Krista’s conversation with Sylvia Boorstein was rolling along quite nicely — stories were being told, approaches to child-rearing were being shared — when somewhat unexpectedly, Boorstein (a Jewish Buddhist teacher at Spirit Rock Meditation Center in northern California) offered to lead a lovingkindness, or metta, meditation for a crowd of more than 300 folks.
With that size of a crowd who hadn’t necessarily attended for a mindfulness retreat, I wasn’t sure what to expect. What resulted was a magical experience in which the audience fully participated in this impromptu moment of reflection.
If you’re game, we’d like you to use this as a guided meditation. As a producer, one’s never certain if an impromptu experience like this works because it was part of a particular time or if it translates into a fruitful experience for others online. What do you think?
Photo by Trent Gilliss
Correction (June 11, 2011): This post mistakenly referred to Ms. Boorstein teaching at Split Rock Meditation Center, and has now been revised to Spirit Rock Meditation Center.
“Got Faith? Your Life Has Meaning: Live It. Love It. Pass It On.”
Mitch Hanley, Senior Producer (from the road)
Great event yesterday afternoon at Maria Shriver’s 2008 Women’s Conference. Krista moderated a wide-ranging and lively conversation with Benedictine sister and author, Joan Chittister; Tim Shriver, chairman and CEO of Special Olympics; and spiritual teacher and author, Sylvia Boorstein. Ingrid Mattson, professor and president of the Islamic Society of North America was scheduled to participate but had to cancel due to a family emergency. Regrettably, the hour-long discussion among the four was so moving that there was no time to include questions from the audience.
A rough transcript of just one of the highlights:
Krista had just mentioned that often, some religious leaders appear to have all the answers to the large questions of meaning, not only for themselves, but for everyone. And that there is value in the questions, and we need to honor that mystery.
Sylvia Boorstein: Instead of saying, this is how it is, start with, “In my experience…”
Krista Tippett: I can disagree with your opinion, but I cannot disagree with your experience.
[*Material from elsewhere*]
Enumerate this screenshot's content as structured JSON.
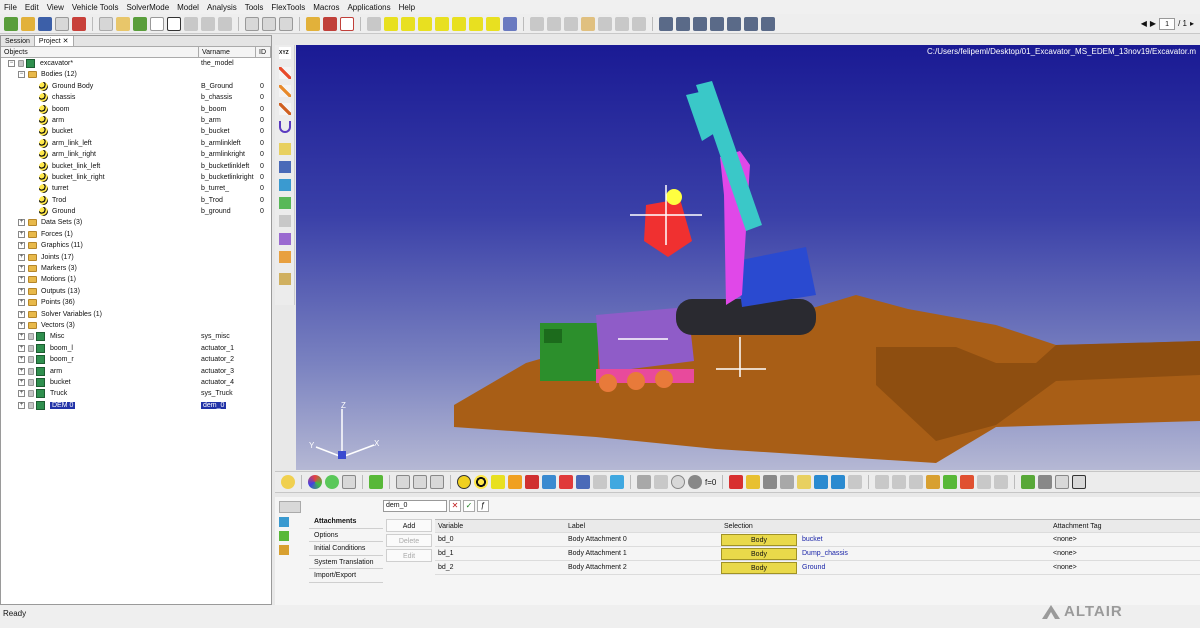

Tim Shriver: There are a lot of questions that have nothing to do with God […] I think God is a starting point, not a possession. “God is all powerful, all knowing, all loving, but he is mine.” What a ridiculous idea.
Joan Chittister: A period of questions is a period that takes us into the soul, where less and less is more and more, where we can let God be God. Without questions, you never move off of the place where you are.
Tim Shriver: We are always asking the questions. The questions are the journey. Get comfortable in that search.
The Women’s Conference concluded with a keynote speech by Bono, who described himself as a salesman who, at times, has new U2 albums to vend and now comes calling with his plea for ending global poverty and disease through the (RED) and ONE campaigns.
Being fully aware of our rational inclination to focus our attention inward at such a challenging time, Bono’s closing remarks included a plea to Americans, “We are not asking you to put another man or woman on the moon. We are asking you to put humanity back on earth.”
Bonnie Raitt followed up with a great concert, but I was so tired I could only stay for two songs. Man, did she sound good!